When is it used?
Comprehensive Chromosomal Screening (CCS) is often suggested for couples who appear to be chromosomally normal yet have had repeated IVF failures or have experienced recurrent miscarriage. It may also be prescribed for women of advanced maternal age.
What to Expect:
As noted above, CCS takes place during an IVF treatment cycle. Once the eggs are retrieved and fertilized, the embryos develop into blastocysts (which takes approximately 5-6 days). A few cells (5 to 10) are then taken from each embryo and sent for DNA testing. The embryos are then frozen (vitrified) until the results have been received from the testing facility. Once your physician has been advised as to which embryos are “normal”, Oasis will arrange for you to have a frozen embryo transfer (FET).
As with any IVF cycle, you can experience certain complications. These include infection, bleeding, OHSS, and stress. If you become pregnant after your frozen embryo transfer, there is the risk of an ectopic pregnancy, miscarriage or multiple pregnancy.

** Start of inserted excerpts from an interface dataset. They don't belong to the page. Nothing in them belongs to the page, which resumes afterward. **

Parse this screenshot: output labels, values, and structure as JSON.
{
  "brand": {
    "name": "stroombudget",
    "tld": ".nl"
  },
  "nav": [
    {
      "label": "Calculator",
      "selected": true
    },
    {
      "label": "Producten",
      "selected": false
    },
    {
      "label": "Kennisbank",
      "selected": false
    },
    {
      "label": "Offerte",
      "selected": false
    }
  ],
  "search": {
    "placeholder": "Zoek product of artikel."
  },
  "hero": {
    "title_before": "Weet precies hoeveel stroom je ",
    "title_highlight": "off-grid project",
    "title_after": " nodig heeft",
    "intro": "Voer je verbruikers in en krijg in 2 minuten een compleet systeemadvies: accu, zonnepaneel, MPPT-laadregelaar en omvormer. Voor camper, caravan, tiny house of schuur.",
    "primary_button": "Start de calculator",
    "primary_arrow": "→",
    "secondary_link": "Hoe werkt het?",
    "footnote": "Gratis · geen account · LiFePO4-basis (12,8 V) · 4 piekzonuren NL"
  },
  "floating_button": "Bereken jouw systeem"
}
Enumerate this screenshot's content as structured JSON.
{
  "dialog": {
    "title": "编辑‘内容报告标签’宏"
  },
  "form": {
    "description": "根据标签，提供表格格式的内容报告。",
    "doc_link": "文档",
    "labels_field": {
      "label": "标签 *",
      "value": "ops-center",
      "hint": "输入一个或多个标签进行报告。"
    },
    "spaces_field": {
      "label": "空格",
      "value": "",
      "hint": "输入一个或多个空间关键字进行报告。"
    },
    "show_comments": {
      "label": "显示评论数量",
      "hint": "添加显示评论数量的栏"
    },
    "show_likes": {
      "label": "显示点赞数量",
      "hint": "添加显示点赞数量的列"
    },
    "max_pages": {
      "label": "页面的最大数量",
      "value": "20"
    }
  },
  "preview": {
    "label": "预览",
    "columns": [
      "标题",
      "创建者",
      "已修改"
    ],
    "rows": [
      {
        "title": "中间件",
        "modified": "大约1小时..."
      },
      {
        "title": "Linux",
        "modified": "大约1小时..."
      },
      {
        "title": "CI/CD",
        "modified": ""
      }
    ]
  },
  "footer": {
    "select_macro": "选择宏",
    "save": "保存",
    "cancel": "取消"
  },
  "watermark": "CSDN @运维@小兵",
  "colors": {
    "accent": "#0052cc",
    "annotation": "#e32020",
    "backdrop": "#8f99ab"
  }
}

Research studies have shown, that CCS can increase the chance of pregnancy by up to 70%.